The trade group in question fell back on its usual standard: Everything comes to a stop to prepare a witness. However, the staff in this case was so focused on testimony preparation, rehearsing questions/answers, that everything else was dropped. Despite the fact this group testifies before Congress regularly, it acted almost as if this were the first time in years one of its members was appearing on Capitol Hill.

While all this preparation was occurring, it turned out the group nearly missed the ball on a major industry issue, and had to scramble to rectify the situation.

I believe the message here is clear. All of us on K Street must understand there are times when we will be blindsided. It is very difficult — even with great contacts and a top lobbying team — to anticipate every development. What is possible is to respond immediately and effectively to a development and to know when all other priorities must be set aside.

Yes, your chairman may be in town and is expecting you to be in a Senate office for a key meeting. Sure, you have committed to an essential policy lunch with other trade association heads that you would rather not cancel. You can think of any scenario to defend, but if the administration or Congress acts, and you are not ready to move, your constituency — and, yes, your industry — concerns could be at risk.

Every organization needs to adapt, and one can still be successful in this environment, fast-paced and changing as it is. It just means knowing the rules and being willing to hold ’em, fold ’em or even re-order ’em.

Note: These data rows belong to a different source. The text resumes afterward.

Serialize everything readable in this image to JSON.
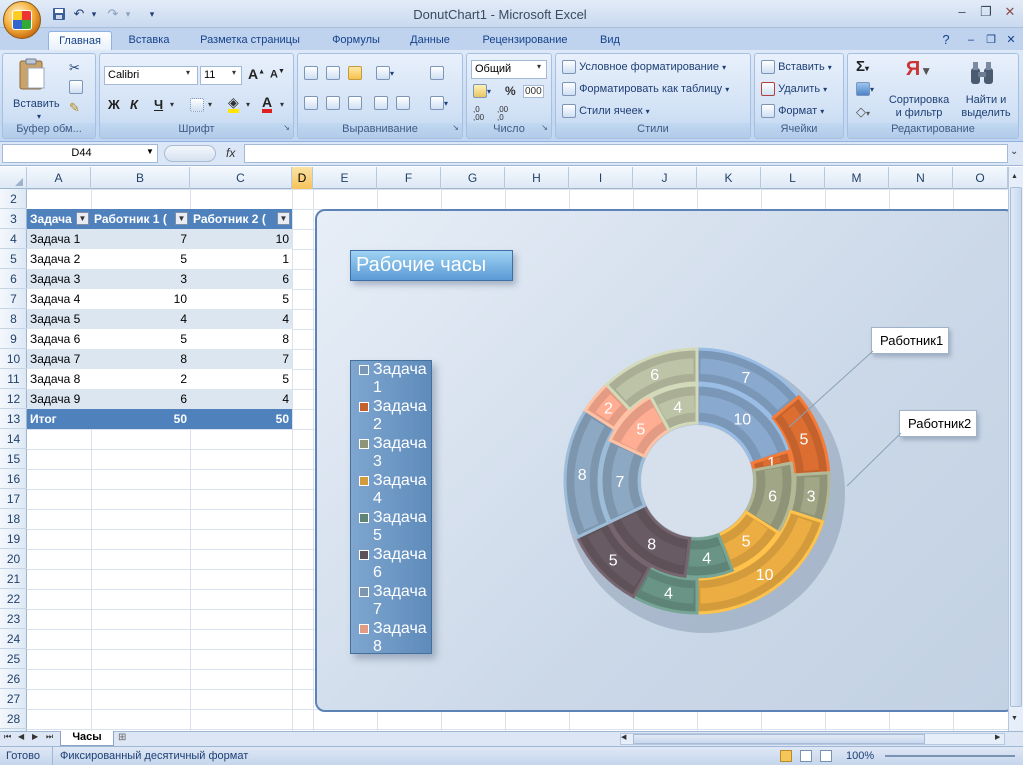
{
  "window": {
    "title": "DonutChart1 - Microsoft Excel",
    "minimize": "–",
    "restore": "❐",
    "close": "✕"
  },
  "qat": {
    "save_icon": "save-icon",
    "undo": "↶",
    "redo": "↷",
    "more": "▾"
  },
  "tabs": [
    "Главная",
    "Вставка",
    "Разметка страницы",
    "Формулы",
    "Данные",
    "Рецензирование",
    "Вид"
  ],
  "active_tab": "Главная",
  "ribbon": {
    "clipboard": {
      "label": "Буфер обм...",
      "paste": "Вставить"
    },
    "font": {
      "label": "Шрифт",
      "name": "Calibri",
      "size": "11",
      "grow": "A",
      "shrink": "A",
      "bold": "Ж",
      "italic": "К",
      "underline": "Ч",
      "color_letter": "A"
    },
    "alignment": {
      "label": "Выравнивание"
    },
    "number": {
      "label": "Число",
      "format": "Общий",
      "percent": "%",
      "thousands": "000",
      "inc_dec": ",0\n,00",
      "dec_dec": ",00\n,0"
    },
    "styles": {
      "label": "Стили",
      "conditional": "Условное форматирование",
      "as_table": "Форматировать как таблицу",
      "cell_styles": "Стили ячеек"
    },
    "cells": {
      "label": "Ячейки",
      "insert": "Вставить",
      "delete": "Удалить",
      "format": "Формат"
    },
    "editing": {
      "label": "Редактирование",
      "sum": "Σ",
      "sort": "Сортировка\nи фильтр",
      "find": "Найти и\nвыделить"
    }
  },
  "formula_bar": {
    "name_box": "D44",
    "fx": "fx",
    "value": ""
  },
  "columns": [
    "A",
    "B",
    "C",
    "D",
    "E",
    "F",
    "G",
    "H",
    "I",
    "J",
    "K",
    "L",
    "M",
    "N",
    "O"
  ],
  "selected_column": "D",
  "rows": [
    "2",
    "3",
    "4",
    "5",
    "6",
    "7",
    "8",
    "9",
    "10",
    "11",
    "12",
    "13",
    "14",
    "15",
    "16",
    "17",
    "18",
    "19",
    "20",
    "21",
    "22",
    "23",
    "24",
    "25",
    "26",
    "27",
    "28"
  ],
  "table": {
    "headers": [
      "Задача",
      "Работник 1 (",
      "Работник 2 ("
    ],
    "rows": [
      [
        "Задача 1",
        "7",
        "10"
      ],
      [
        "Задача 2",
        "5",
        "1"
      ],
      [
        "Задача 3",
        "3",
        "6"
      ],
      [
        "Задача 4",
        "10",
        "5"
      ],
      [
        "Задача 5",
        "4",
        "4"
      ],
      [
        "Задача 6",
        "5",
        "8"
      ],
      [
        "Задача 7",
        "8",
        "7"
      ],
      [
        "Задача 8",
        "2",
        "5"
      ],
      [
        "Задача 9",
        "6",
        "4"
      ]
    ],
    "total": [
      "Итог",
      "50",
      "50"
    ]
  },
  "chart_data": {
    "type": "pie",
    "title": "Рабочие часы",
    "categories": [
      "Задача 1",
      "Задача 2",
      "Задача 3",
      "Задача 4",
      "Задача 5",
      "Задача 6",
      "Задача 7",
      "Задача 8",
      "Задача 9"
    ],
    "series": [
      {
        "name": "Работник1",
        "values": [
          7,
          5,
          3,
          10,
          4,
          5,
          8,
          2,
          6
        ]
      },
      {
        "name": "Работник2",
        "values": [
          10,
          1,
          6,
          5,
          4,
          8,
          7,
          5,
          4
        ]
      }
    ],
    "legend_visible": [
      "Задача 1",
      "Задача 2",
      "Задача 3",
      "Задача 4",
      "Задача 5",
      "Задача 6",
      "Задача 7",
      "Задача 8"
    ],
    "colors": [
      "#7b97b8",
      "#c4622d",
      "#8f9478",
      "#d39b3b",
      "#5e8478",
      "#5e5158",
      "#7d96ad",
      "#e49b83",
      "#a9ae95"
    ],
    "legend": "left"
  },
  "sheet_tabs": [
    "Часы"
  ],
  "status": {
    "ready": "Готово",
    "mode": "Фиксированный десятичный формат",
    "zoom": "100%"
  }
}
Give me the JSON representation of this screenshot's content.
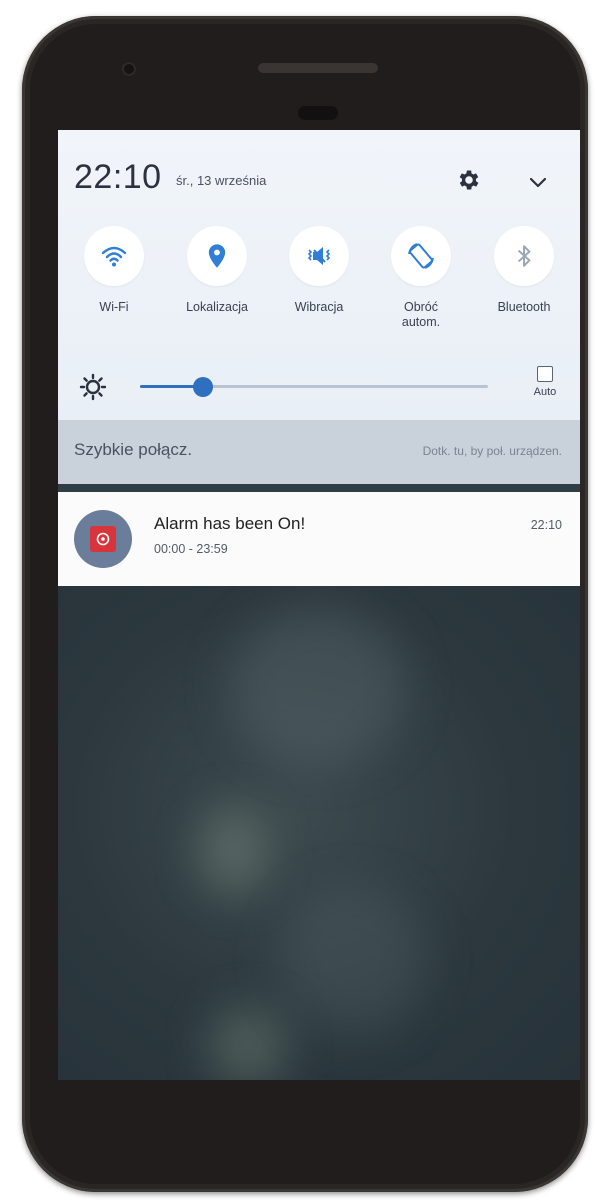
{
  "status": {
    "time": "22:10",
    "date": "śr., 13 września"
  },
  "header_icons": {
    "settings": "gear-icon",
    "expand": "chevron-down-icon"
  },
  "tiles": [
    {
      "label": "Wi-Fi",
      "icon": "wifi-icon",
      "active": true
    },
    {
      "label": "Lokalizacja",
      "icon": "location-icon",
      "active": true
    },
    {
      "label": "Wibracja",
      "icon": "vibrate-icon",
      "active": true
    },
    {
      "label": "Obróć autom.",
      "icon": "auto-rotate-icon",
      "active": true
    },
    {
      "label": "Bluetooth",
      "icon": "bluetooth-icon",
      "active": false
    }
  ],
  "brightness": {
    "level": 0.18,
    "auto_label": "Auto",
    "auto_checked": false
  },
  "quick_connect": {
    "title": "Szybkie połącz.",
    "hint": "Dotk. tu, by poł. urządzen."
  },
  "notification": {
    "title": "Alarm has been On!",
    "subtitle": "00:00 - 23:59",
    "time": "22:10"
  },
  "colors": {
    "accent": "#2f6fc0",
    "panel": "#eef2f7",
    "notification_icon_bg": "#6a7d9b",
    "notification_icon_fg": "#d8343c"
  }
}
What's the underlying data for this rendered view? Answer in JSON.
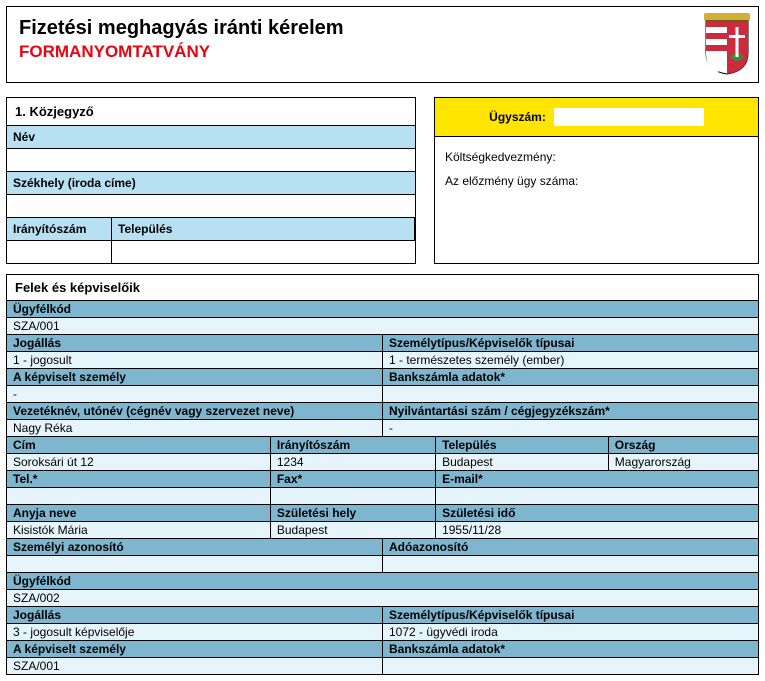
{
  "header": {
    "title": "Fizetési meghagyás iránti kérelem",
    "subtitle": "FORMANYOMTATVÁNY"
  },
  "notary": {
    "section": "1. Közjegyző",
    "name_label": "Név",
    "hq_label": "Székhely (iroda címe)",
    "zip_label": "Irányítószám",
    "town_label": "Település"
  },
  "caseBox": {
    "caseNoLabel": "Ügyszám:",
    "discountLabel": "Költségkedvezmény:",
    "prevCaseLabel": "Az előzmény ügy száma:"
  },
  "parties": {
    "head": "Felek és képviselőik",
    "labels": {
      "clientCode": "Ügyfélkód",
      "status": "Jogállás",
      "personType": "Személytípus/Képviselők típusai",
      "represented": "A képviselt személy",
      "bank": "Bankszámla adatok*",
      "fullname": "Vezetéknév, utónév (cégnév vagy szervezet neve)",
      "regno": "Nyilvántartási szám / cégjegyzékszám*",
      "address": "Cím",
      "zip": "Irányítószám",
      "town": "Település",
      "country": "Ország",
      "tel": "Tel.*",
      "fax": "Fax*",
      "email": "E-mail*",
      "mother": "Anyja neve",
      "birthplace": "Születési hely",
      "birthdate": "Születési idő",
      "personalId": "Személyi azonosító",
      "taxId": "Adóazonosító"
    },
    "p1": {
      "clientCode": "SZA/001",
      "status": "1 - jogosult",
      "personType": "1 - természetes személy (ember)",
      "represented": "-",
      "bank": "",
      "fullname": "Nagy Réka",
      "regno": "-",
      "address": "Soroksári út 12",
      "zip": "1234",
      "town": "Budapest",
      "country": "Magyarország",
      "tel": "",
      "fax": "",
      "email": "",
      "mother": "Kisistók Mária",
      "birthplace": "Budapest",
      "birthdate": "1955/11/28",
      "personalId": "",
      "taxId": ""
    },
    "p2": {
      "clientCode": "SZA/002",
      "status": "3 - jogosult képviselője",
      "personType": "1072 - ügyvédi iroda",
      "represented": "SZA/001",
      "bank": ""
    }
  }
}
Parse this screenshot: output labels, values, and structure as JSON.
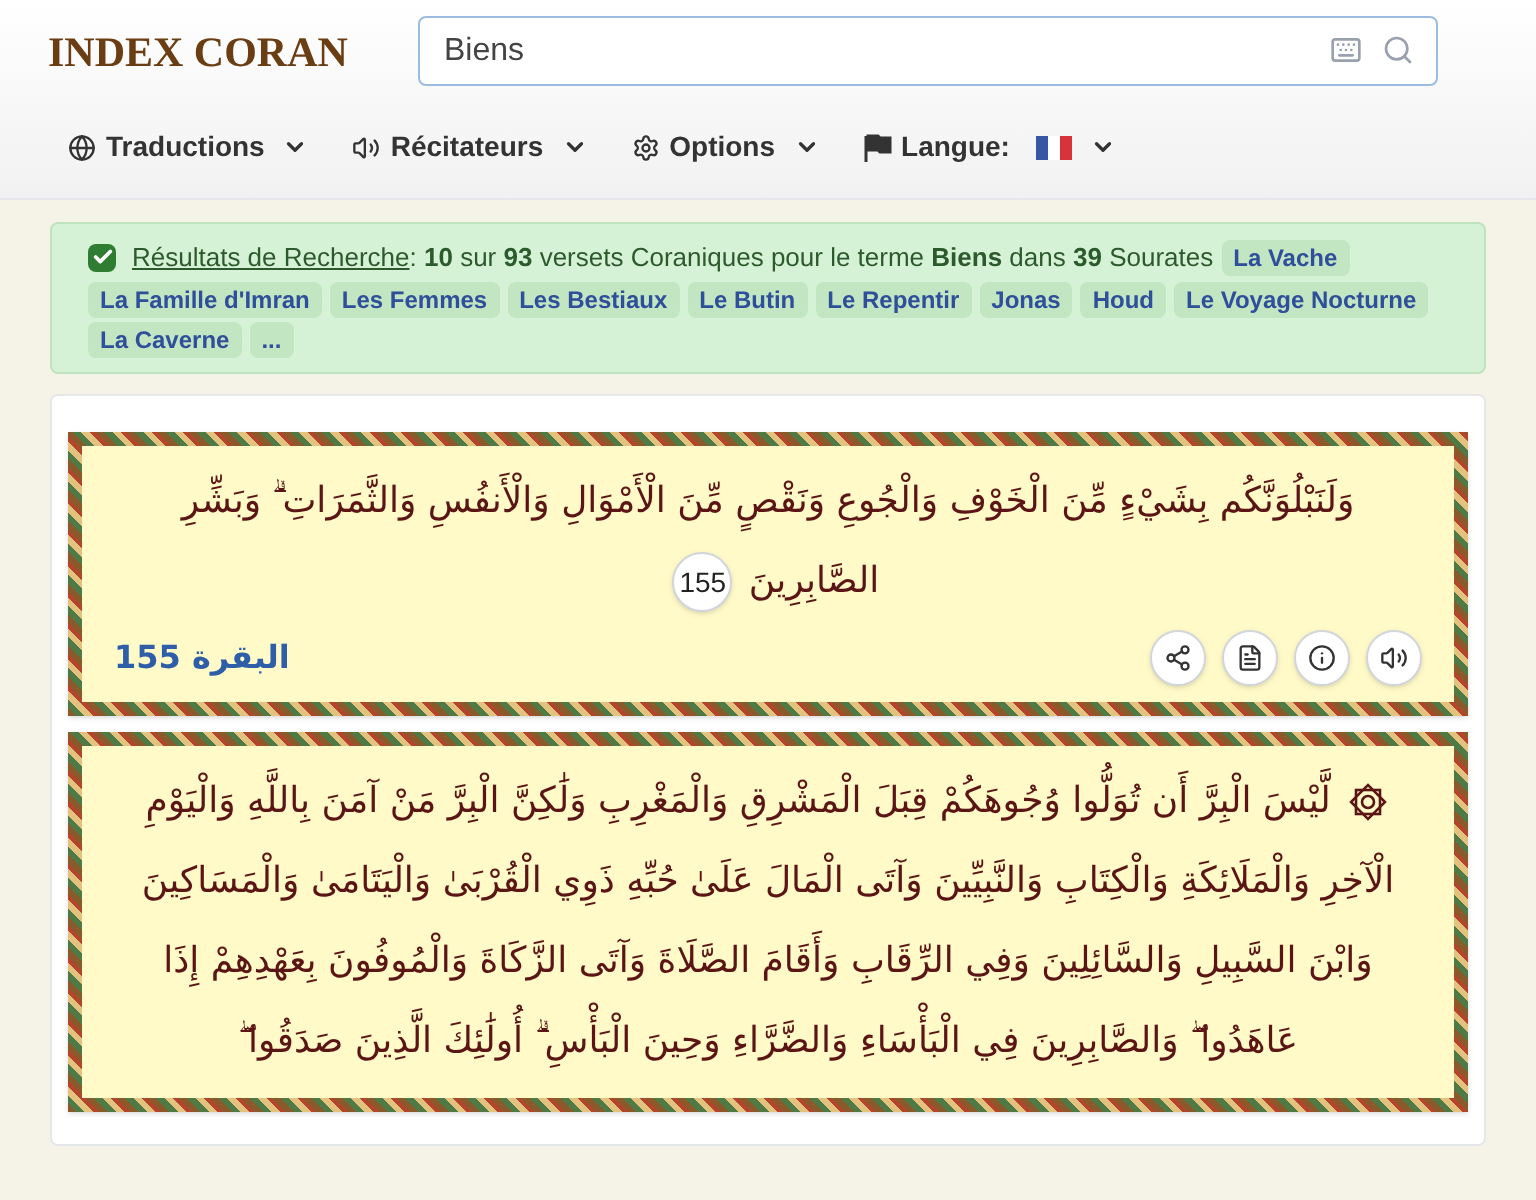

Mica is the president and chief executive of the Credit Union National Association (CUNA), which represents nearly 8,500 credit unions with 90 million members. He was a Democratic congressman from Florida from 1979-89.